Work through the lines below and count those holding "JSON"; reply with the number only.

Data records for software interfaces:
* * * * *

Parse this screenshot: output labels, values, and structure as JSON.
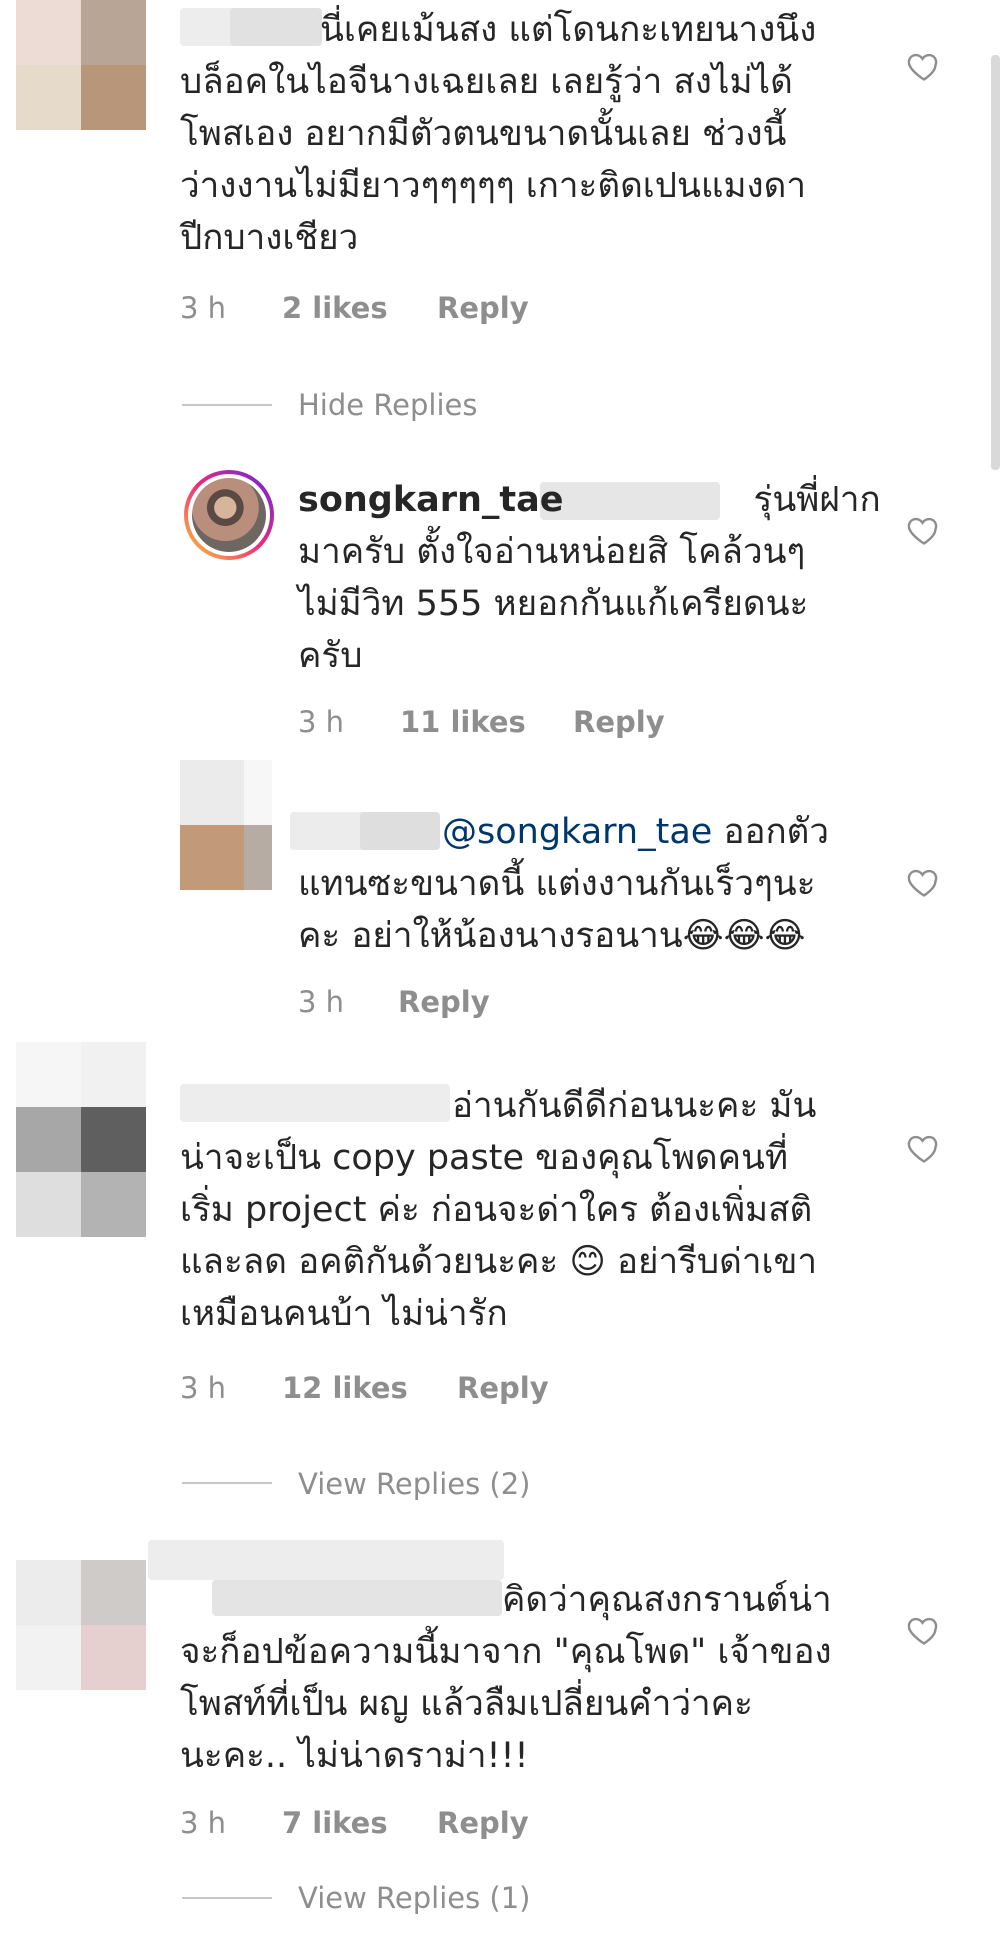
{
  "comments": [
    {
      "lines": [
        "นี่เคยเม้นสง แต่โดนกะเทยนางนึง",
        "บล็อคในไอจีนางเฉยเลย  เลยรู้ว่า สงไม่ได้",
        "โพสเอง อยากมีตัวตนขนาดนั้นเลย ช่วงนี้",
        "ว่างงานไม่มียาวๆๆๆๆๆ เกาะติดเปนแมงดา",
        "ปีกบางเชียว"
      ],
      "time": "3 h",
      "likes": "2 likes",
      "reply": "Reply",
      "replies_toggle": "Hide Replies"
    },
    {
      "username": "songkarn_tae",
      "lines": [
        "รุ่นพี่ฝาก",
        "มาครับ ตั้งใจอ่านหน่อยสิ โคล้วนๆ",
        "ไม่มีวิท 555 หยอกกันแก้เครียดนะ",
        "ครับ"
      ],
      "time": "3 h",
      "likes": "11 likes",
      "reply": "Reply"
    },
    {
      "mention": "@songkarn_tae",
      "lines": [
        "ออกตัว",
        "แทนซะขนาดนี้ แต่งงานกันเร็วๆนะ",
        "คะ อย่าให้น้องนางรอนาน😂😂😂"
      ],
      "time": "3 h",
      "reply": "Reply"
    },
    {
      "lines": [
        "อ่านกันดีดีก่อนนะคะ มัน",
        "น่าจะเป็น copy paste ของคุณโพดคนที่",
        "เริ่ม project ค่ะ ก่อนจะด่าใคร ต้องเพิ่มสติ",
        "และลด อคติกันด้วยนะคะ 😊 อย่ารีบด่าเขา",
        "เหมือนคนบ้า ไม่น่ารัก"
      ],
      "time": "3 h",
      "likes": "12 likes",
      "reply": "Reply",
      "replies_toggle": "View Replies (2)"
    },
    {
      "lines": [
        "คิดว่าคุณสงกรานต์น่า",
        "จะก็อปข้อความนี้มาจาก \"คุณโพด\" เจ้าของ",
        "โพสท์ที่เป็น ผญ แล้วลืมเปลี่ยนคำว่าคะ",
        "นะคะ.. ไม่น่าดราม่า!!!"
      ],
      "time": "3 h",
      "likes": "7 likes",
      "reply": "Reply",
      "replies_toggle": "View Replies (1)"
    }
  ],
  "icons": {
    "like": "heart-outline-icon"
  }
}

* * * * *

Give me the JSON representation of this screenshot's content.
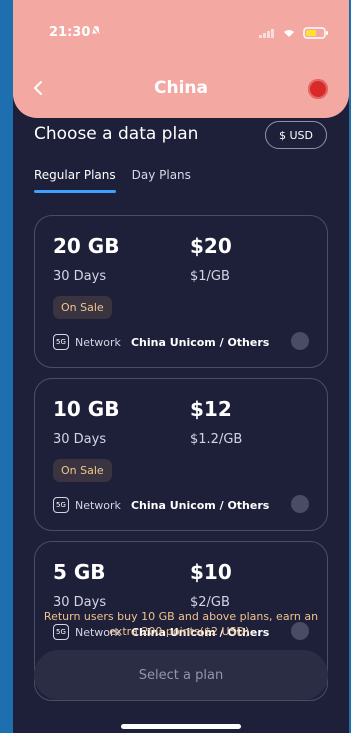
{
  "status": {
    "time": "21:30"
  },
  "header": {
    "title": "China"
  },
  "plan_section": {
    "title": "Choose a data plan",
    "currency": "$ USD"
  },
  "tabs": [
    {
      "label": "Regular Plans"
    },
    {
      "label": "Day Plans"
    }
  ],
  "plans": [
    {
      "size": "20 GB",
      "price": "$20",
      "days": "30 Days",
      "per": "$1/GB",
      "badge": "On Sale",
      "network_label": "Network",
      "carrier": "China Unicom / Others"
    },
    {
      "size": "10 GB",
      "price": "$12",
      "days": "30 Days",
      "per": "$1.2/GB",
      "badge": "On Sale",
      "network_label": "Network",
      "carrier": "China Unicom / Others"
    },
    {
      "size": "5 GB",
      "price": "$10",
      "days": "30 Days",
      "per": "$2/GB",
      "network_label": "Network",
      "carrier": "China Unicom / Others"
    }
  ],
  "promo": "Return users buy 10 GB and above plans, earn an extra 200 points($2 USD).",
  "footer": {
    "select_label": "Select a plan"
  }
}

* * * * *

• **Result**
2